Summary. Next week, Apple is anticipated to make a major announcement regarding their cloud initiative. Whatever they announce will likely put into motion a ripple effect of other companies like Google and Microsoft gearing up their own cloud offering.
Vertical Solutions. Apple, Google, and Microsoft now offer a vertical market through bundling their smart phone OS with apps, content, and cloud services to coordinate and synchronize all your contacts, schedule, documents, email, and more. So, it’s likely that consumers will think in terms of bundling hardware with the provider of the OS to offer their cloud solution which is likely to result in the most hassle free operation.
Consumer Advice. I rarely cross-post content, but this is something worth highlighting from a discussion on ShopSquad.com about choosing the right smart phone. It’s a response I wrote to someone asking for advice on what’s the right smart phone.
For people who like having a company offering vertical market support (software, hardware, service) for their phone, the iPhone is a good option. [Amazon.com: apple iPhone 4: Electronics]
You can see the general growth trend for iPhone, and it’s inevitable that Apple will continue to innovate. They were the first to market, and will likely always be a few steps ahead of the competition. That said, it seems like the proliferation of Android phones will make them the better value on the market when considering power and cost. [Amazon.com: android phone: Electronics]
Your decision process should include many factors beyond the phone hardware. I suggest people consider their provider for cloud services as well. Apple is about to announce something big next week.
So, once the dust settles, compare where Google was, is, and will be with their cloud offering. Then consider where Apple was, is, and will be with their cloud offering.
The phones are just tools to get to your suff and apps that are in the cloud. So, pick the best cloud solution with the best scaleability (iPhone, iPad, iMac versus Android phone, tablet, Chrome OS notebook, and desktop).

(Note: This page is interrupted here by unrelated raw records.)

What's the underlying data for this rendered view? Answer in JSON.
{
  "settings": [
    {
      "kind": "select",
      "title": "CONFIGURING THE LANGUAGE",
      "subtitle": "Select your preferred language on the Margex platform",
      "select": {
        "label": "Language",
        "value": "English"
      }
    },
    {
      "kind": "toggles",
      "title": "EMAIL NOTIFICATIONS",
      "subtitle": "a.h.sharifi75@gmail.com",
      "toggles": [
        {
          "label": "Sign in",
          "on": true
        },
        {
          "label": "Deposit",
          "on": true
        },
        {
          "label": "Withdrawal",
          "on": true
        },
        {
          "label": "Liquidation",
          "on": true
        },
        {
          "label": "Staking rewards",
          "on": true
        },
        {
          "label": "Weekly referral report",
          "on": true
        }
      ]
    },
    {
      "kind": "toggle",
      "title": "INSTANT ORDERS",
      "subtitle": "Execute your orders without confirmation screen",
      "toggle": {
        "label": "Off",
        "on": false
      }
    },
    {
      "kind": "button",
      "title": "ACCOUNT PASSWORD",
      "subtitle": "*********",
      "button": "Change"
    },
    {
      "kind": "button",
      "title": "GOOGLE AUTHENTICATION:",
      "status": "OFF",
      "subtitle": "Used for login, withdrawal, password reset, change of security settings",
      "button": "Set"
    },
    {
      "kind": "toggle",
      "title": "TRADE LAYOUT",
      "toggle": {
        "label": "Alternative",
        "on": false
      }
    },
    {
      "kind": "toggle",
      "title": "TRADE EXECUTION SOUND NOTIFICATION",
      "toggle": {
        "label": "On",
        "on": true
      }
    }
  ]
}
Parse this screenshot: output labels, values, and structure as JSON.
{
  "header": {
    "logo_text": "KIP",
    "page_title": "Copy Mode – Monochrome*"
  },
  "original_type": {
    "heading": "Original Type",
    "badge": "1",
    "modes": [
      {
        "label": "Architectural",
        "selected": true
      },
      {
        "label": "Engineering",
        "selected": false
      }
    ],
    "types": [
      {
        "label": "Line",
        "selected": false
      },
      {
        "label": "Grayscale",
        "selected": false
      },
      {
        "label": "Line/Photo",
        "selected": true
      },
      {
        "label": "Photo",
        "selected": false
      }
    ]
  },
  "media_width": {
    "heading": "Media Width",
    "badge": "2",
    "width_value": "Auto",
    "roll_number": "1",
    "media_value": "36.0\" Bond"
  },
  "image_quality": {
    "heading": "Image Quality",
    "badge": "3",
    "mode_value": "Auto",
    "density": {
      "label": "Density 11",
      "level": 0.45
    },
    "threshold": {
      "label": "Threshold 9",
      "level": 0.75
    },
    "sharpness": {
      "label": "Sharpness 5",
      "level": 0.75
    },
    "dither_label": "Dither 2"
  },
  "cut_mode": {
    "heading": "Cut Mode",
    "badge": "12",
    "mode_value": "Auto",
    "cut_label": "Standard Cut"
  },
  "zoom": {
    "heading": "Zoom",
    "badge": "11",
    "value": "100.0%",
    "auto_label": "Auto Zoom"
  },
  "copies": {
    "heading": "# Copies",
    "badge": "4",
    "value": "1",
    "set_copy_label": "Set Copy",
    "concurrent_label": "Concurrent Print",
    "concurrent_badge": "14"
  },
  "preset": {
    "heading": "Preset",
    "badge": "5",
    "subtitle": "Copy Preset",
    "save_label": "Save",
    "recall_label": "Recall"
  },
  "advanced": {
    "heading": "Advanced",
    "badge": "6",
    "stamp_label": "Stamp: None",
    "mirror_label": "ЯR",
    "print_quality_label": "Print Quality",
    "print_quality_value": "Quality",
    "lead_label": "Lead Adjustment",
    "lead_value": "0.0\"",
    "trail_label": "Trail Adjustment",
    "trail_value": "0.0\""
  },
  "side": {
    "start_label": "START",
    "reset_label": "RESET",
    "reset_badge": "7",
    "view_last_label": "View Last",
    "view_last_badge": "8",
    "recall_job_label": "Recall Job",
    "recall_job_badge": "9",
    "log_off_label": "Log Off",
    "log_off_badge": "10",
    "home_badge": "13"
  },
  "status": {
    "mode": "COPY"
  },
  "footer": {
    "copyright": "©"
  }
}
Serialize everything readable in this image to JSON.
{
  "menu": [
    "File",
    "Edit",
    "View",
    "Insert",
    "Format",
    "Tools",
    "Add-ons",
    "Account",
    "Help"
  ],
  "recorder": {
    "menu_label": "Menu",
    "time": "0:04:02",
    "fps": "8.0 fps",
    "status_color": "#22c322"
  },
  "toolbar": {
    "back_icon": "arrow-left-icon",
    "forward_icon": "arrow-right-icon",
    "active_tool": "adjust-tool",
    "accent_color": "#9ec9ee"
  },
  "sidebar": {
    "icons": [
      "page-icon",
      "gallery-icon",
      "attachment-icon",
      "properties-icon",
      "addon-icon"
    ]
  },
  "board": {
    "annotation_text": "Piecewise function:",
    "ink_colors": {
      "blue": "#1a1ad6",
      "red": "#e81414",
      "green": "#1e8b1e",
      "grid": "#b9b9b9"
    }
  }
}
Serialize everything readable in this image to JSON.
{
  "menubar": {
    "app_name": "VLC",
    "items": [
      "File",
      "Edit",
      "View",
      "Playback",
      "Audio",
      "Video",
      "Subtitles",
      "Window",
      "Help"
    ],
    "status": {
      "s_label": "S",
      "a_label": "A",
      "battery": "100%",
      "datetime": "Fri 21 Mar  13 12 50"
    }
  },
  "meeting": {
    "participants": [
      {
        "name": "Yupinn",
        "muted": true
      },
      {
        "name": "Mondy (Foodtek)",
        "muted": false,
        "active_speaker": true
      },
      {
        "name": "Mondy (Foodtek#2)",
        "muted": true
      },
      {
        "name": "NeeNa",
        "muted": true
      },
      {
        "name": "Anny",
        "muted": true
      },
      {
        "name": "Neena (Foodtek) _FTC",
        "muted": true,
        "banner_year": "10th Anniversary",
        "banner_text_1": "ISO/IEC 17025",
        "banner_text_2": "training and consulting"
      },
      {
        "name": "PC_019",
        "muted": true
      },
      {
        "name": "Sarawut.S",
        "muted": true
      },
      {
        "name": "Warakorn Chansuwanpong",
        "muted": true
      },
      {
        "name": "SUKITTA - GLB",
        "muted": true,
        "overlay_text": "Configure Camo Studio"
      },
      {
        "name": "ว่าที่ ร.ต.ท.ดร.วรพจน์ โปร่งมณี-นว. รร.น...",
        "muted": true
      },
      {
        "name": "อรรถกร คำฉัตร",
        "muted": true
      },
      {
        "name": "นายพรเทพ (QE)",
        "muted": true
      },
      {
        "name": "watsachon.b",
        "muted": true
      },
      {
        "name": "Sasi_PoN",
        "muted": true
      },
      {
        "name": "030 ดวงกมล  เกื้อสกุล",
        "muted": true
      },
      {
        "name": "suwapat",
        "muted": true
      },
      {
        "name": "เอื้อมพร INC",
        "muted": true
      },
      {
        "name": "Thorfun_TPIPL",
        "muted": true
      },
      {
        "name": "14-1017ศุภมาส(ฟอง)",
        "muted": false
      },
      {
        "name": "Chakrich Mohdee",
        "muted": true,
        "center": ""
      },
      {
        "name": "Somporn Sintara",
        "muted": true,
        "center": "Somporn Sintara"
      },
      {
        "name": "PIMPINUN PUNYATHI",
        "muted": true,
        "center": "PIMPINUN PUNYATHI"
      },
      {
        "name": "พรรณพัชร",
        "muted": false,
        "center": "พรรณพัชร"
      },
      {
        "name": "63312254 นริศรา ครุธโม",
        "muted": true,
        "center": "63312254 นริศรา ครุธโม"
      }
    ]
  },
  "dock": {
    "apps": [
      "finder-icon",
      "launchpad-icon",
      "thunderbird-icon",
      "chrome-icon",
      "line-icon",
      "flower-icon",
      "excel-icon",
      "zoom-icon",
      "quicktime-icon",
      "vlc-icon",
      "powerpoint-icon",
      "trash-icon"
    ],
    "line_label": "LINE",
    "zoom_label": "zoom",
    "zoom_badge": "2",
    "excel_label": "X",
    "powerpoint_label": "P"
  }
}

Android or Apple iOS for Smart Phone and Tablet-iPad Devices. A common question when considering what smart phone to purchase is that of what operating system the phone should have. Before considering what physical hardware to buy, may people look at the broader issue of what company to invest their time (and data) into. Currently there is the Apple iOS, the Android platform, and Windows Phone mobile OS. Here’s some advice from Greg Johnson on this topic:
“An Android tablet is worth considering. One thing to keep in mind when comparing products is that, over time, they are all improving in speed, storage, program availability, battery life, and features.
So, that’s a constant. At any moment in time, the iPad may look better than the best Android tablet. In a few months, then the Android tablet might look better than the iPad. It’s like watching stock values go up and down from one day to the next.
So, as a good investor, rather than looking at a moment in time, consider the general growth trend and compare that to your needs and interests.
Many people, when investing, don’t look so closely at where the stock happens to be on a given day, they really research the company instead. You may decide that the Android has a lot to offer, but that as a company, Apple can offer you a better more contiguous support experience.
The market is really in flux right now. Many big players are about to announce their next big cloud computing initiatives (including Apple next week). Once that happens, depending on what’s available in the cloud, it shouldn’t really matter what hardware or OS you are on, when considering functionality. So, then you start looking at the hardware capabilities, design, and the company behind the product you use.
One thing I’d recommend is getting a complete hardware, software, and cloud package. For example, if you go with iPad, then try to use the Apple software and Apple cloud solution. Or, if you go with Android, consider using the Google apps and cloud solution. This approach generally results in the fewest problems, and easiest user experience.” ~ Greg Johnson [source]